Johnny Starbucks wakes up to the sound of a cockroach skittering across his ear. His roommate walks past with nothing on but a dance belt and a tube of chapstick. This is because Johnny lives in deep Brooklyn in a railroad-style apartment, meaning Roomie HappyTap has to walk through Johnny’s room on the way to the bathroom (which doubles as the kitchen).
It’s 5am. Johnny is late to open at Starbucks. There’s no food in the house except a bag of coffee borrowed from work. Johnny pours rancid milk over his coffee beans and eats it like cereal.
Three hours into his shift, guess who walks in but Hal BigTalent, director of the much-anticipated Broadway show, The Girl in the Freudian Slip. Hal orders a tall half-skinny half-1 percent extra hot split quad shot latte with whip, which Johnny whips up masterfully. Hal is so impressed he offers Johnny a position as Assistant Director. It pays nothing, the work is humiliating, but suddenly Johnny has a Broadway gig.
On the two-block walk over to 42nd Street Studios, Hal comes down with a freak case of food poisoning. As he runs to the nearest bathroom, he yells to Johnny, “You must direct the play!” Often, freak accidents are how one moves up in the industry.
Johnny enters the rehearsal room and meets the stage manager, a busty woman named Spike.
Helen Von Crankybritches has a lot of questions about her character. And how her character feels about a lot of things. This is Johnny’s moment. He throws a chair and declares, “Your character feels like we’re writing your paycheck!” The cast exchanges sideways glances, generally acknowledging that, since he’s not afraid to be a jerk, he’ll make an excellent director. Which is good because now it’s time for blocking.
Johnny puts his drama education to good use with phrases like “downstage right” and “up left of center.”
“Helen,” Johnny sighs, “when you apply makeup downstage during the nude scene, you are completely upstaging the action.”
“How can I upstage the action when I am downstage?” Helen retaliates.

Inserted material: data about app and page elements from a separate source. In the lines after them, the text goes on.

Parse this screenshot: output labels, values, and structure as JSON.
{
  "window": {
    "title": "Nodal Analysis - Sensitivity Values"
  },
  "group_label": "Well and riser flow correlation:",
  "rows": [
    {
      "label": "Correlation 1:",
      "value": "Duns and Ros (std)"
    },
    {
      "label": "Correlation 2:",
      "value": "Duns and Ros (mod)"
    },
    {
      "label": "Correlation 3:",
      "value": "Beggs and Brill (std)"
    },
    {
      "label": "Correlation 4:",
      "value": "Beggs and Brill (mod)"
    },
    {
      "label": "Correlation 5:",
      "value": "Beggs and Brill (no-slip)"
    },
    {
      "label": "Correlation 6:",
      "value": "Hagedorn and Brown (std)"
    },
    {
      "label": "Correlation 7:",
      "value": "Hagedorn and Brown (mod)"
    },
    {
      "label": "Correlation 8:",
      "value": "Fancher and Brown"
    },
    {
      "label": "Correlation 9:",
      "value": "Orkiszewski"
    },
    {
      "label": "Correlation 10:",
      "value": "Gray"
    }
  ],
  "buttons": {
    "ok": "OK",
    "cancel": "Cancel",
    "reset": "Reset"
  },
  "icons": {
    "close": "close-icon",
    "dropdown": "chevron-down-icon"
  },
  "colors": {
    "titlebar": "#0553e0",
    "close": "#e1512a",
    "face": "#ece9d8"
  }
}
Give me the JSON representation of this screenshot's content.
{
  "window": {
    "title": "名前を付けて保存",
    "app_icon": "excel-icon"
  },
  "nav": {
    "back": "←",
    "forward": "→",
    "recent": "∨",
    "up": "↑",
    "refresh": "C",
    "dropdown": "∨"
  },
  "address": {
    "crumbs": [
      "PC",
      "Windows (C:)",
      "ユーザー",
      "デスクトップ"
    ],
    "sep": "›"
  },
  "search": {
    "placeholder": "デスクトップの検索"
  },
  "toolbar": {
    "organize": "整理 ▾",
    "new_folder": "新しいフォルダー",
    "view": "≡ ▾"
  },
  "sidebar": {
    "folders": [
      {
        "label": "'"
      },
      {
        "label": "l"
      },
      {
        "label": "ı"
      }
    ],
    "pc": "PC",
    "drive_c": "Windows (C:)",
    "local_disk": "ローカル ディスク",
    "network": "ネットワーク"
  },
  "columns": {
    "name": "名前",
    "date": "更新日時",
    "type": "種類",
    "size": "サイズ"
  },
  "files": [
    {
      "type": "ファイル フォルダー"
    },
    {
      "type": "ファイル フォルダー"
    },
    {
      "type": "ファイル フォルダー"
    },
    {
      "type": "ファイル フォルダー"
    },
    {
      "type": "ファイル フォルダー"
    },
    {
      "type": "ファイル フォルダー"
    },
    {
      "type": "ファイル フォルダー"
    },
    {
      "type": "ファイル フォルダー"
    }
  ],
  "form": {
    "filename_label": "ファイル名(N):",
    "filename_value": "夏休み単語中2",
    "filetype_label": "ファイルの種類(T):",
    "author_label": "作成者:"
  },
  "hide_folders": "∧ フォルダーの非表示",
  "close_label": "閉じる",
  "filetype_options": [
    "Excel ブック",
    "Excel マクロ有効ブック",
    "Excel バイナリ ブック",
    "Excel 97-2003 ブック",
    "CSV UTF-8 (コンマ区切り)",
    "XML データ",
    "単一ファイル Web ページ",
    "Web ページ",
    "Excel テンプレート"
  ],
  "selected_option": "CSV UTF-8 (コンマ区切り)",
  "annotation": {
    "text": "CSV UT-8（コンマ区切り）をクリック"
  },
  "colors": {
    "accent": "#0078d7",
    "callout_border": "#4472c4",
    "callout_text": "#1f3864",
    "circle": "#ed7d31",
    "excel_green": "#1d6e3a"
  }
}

Before Johnny can respond, the phone rings. Spike answers, listens intently, then lowers the receiver as slowly as humanly possible. One could cut the dramatic tension with a knife.
“Ladies and gentlemen,” Spike somberly announces, “That was the producer.”
A gasp erupts amongst the cast. “Oh no!” cries Helen, “We’re being shut down!”
“No,” assures Spike, “it seems Hal BigTalent has died from a freak flesh-eating bacteria.”
“Oh, thank God,” Helen says.
After the obligatory sorrow and tears, the team decides to break early for the day.